This book is designed for a “second” course in linear algebra and matrix theory taught at the senior undergraduate and early postgraduate level. It presupposes that the reader has already taken a one-semester course on the elements of linear algebra. The necessary prerequisites are summarized in four appendices. The text is divided into twelve chapters. Chapter 1 is on solutions of systems of linear equations with an emphasis on invertible matrices, and it contains a treatment of the Henderson-Searle formula for the inverse of a sum of matrices and its generalizations. Chapter 2 introduces LU factorization and the Frame algorithm for computing the coefficients of the characteristic polynomial leading to the Cayley-Hamilton theorem. Chapter 3 is on Sylvester’s rank formula and its many consequences. The chapter culminates with the characterization of nilpotent matrices. Left and right inverses are also introduced.

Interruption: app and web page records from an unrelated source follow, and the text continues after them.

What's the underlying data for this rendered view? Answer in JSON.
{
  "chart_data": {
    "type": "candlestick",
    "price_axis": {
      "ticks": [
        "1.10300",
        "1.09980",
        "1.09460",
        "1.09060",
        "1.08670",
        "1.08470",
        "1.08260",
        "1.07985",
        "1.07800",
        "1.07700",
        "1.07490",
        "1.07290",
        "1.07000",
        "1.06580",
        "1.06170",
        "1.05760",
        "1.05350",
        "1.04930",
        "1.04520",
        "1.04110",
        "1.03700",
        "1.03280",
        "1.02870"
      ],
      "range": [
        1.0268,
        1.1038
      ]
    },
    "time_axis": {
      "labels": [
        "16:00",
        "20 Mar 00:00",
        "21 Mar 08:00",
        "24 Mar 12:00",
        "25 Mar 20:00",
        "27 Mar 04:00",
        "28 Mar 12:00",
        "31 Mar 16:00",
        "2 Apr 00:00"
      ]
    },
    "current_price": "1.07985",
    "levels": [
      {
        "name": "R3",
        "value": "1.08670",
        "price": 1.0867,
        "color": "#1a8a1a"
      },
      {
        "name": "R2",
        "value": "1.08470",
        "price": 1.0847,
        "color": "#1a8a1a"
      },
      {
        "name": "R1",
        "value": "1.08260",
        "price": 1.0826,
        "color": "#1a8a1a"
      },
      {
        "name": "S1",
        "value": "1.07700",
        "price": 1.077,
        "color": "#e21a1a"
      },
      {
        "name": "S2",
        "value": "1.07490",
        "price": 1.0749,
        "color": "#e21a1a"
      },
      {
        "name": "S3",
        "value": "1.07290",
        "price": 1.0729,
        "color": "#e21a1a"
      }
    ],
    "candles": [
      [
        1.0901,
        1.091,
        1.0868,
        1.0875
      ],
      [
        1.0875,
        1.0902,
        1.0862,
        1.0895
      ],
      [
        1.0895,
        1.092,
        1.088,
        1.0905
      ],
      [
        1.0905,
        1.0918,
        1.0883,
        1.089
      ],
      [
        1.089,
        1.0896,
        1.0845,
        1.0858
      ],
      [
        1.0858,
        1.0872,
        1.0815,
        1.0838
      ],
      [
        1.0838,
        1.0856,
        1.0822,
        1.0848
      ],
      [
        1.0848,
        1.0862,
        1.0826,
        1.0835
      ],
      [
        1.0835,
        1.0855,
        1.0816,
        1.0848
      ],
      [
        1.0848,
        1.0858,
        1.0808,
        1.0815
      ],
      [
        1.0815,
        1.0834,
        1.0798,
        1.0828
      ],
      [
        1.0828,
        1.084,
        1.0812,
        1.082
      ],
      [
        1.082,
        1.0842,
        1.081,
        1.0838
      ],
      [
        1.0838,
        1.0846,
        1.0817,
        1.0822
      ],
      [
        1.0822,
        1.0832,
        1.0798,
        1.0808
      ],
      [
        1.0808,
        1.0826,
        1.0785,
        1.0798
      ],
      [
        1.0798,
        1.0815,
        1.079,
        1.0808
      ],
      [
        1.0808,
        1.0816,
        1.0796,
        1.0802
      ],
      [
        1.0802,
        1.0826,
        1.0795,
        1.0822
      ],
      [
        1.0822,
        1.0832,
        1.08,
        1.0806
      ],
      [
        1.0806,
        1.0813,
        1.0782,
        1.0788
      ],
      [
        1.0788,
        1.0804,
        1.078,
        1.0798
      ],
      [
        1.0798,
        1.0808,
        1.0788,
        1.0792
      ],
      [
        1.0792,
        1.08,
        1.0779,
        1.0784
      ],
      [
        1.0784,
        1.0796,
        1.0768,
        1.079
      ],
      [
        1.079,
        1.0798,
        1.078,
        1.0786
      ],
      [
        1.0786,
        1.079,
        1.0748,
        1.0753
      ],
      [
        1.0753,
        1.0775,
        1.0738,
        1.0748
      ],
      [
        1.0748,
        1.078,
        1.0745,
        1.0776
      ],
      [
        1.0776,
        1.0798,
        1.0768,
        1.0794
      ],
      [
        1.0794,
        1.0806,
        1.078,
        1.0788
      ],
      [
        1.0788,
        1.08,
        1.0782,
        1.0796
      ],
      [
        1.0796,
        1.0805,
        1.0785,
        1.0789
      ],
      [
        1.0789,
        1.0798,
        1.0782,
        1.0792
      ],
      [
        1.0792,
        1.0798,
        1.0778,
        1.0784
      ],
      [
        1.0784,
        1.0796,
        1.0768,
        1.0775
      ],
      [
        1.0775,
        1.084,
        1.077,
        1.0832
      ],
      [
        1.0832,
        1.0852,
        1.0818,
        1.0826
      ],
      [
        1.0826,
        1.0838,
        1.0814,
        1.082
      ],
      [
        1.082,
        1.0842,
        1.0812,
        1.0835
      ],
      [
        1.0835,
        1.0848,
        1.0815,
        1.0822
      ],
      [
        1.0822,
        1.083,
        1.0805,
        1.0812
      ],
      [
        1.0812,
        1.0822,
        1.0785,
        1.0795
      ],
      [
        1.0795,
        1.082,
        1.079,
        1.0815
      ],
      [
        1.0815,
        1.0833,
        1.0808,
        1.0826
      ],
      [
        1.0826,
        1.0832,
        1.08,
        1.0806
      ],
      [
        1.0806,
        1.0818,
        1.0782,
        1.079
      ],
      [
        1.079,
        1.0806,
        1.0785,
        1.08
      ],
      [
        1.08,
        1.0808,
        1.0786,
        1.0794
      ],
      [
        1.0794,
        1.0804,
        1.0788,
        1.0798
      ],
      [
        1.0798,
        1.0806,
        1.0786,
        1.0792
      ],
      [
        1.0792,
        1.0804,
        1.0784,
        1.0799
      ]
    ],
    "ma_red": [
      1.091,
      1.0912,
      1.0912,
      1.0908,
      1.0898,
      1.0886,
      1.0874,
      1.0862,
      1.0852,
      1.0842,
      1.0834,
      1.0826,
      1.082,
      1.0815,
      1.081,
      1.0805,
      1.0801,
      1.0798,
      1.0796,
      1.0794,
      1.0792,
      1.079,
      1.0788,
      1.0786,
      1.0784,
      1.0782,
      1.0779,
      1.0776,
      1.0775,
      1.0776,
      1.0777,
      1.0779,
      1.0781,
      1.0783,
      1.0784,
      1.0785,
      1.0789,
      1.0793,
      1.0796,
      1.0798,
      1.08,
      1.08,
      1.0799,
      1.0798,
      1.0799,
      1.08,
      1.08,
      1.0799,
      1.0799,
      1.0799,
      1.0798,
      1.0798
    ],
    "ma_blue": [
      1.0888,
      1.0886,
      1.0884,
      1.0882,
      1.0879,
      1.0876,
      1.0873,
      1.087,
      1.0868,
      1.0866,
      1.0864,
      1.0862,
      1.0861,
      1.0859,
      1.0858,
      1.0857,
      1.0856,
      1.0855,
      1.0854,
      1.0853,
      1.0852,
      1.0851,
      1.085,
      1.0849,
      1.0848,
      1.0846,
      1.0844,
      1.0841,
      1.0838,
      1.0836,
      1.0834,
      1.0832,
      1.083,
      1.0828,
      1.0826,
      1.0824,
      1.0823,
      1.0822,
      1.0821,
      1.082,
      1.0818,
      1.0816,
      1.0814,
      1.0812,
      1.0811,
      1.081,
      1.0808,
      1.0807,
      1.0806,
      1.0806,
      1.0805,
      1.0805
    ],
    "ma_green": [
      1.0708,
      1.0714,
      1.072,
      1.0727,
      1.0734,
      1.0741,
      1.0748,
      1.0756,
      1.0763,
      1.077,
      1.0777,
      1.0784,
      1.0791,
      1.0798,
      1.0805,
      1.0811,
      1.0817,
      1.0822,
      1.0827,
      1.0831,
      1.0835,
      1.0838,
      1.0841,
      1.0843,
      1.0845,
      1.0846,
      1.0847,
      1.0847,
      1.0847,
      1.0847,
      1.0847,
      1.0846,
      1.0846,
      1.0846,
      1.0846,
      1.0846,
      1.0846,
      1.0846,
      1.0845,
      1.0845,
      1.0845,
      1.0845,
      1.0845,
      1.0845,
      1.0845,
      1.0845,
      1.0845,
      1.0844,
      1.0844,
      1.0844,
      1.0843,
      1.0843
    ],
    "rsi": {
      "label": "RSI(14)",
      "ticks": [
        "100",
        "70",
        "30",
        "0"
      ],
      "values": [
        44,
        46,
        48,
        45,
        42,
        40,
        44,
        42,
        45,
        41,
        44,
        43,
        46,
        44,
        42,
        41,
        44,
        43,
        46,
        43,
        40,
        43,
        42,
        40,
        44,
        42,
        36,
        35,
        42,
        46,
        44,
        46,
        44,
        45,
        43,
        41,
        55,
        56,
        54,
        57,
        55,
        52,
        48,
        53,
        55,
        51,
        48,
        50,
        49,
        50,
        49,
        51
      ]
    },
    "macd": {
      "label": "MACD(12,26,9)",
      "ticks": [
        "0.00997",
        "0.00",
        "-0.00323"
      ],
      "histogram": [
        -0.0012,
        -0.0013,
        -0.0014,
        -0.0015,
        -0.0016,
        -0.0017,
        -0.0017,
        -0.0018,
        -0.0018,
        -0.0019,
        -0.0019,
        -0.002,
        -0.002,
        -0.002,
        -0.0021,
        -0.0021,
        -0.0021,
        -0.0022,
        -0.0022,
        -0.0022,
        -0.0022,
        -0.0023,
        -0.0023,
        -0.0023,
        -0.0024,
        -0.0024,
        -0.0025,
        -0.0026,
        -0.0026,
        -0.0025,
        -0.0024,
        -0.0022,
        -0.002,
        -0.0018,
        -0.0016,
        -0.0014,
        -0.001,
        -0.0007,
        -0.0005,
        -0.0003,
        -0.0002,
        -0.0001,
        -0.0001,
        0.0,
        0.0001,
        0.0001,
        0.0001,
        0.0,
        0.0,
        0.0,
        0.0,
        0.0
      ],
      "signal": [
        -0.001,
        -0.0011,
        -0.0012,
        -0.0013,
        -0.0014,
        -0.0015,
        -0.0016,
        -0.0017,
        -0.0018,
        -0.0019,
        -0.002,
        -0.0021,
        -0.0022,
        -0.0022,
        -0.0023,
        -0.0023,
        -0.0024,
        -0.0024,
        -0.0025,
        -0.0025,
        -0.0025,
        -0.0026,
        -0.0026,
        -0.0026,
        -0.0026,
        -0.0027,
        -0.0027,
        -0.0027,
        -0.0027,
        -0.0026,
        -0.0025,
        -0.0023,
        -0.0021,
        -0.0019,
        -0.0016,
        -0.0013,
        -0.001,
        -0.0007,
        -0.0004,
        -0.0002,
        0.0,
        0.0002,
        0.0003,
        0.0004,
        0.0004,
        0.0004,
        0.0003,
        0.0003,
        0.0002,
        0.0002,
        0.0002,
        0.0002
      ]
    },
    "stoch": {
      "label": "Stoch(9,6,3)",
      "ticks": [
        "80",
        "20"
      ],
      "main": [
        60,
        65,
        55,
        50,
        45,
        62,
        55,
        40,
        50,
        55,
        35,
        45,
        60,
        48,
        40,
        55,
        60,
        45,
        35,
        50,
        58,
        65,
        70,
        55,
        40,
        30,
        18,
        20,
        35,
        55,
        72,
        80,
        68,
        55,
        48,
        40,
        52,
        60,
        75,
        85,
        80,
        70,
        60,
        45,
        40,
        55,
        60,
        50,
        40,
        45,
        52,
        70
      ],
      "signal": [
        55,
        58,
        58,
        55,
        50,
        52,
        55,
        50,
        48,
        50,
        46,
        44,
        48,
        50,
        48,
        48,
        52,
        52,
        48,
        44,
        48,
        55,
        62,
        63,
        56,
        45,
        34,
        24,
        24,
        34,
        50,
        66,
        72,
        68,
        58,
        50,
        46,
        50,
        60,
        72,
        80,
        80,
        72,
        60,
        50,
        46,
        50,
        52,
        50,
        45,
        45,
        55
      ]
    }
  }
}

Chapter 4 introduces the main theme of the book: the Moore-Penrose inverse. It is followed in chapter 5 by generalized inverses. A short chapter 6 is about norms followed by chapter 7 on inner products, in particular on the QR factorization and algorithms to find it. The minimum norm and the least square solutions and its connection to the Moore-Penrose inverse are also presented. Chapter 8 discusses orthogonal projections and a connection between the Moore-Penrose inverse and the orthogonal projections on the fundamental subspaces of a matrix. Chapter 9 covers the spectral theorem and chapter 10 covers the primary decomposition theorem, Schur’s triangularization theorem and singular value decomposition. The book then culminates with the Jordan canonical form theorem in chapter 11 and a brief introduction to multilinear algebra in chapter 12. The book contains numerous exercises and homework problems as well as suggestions for further reading. Many concepts are demonstrated with the help of MATLAB.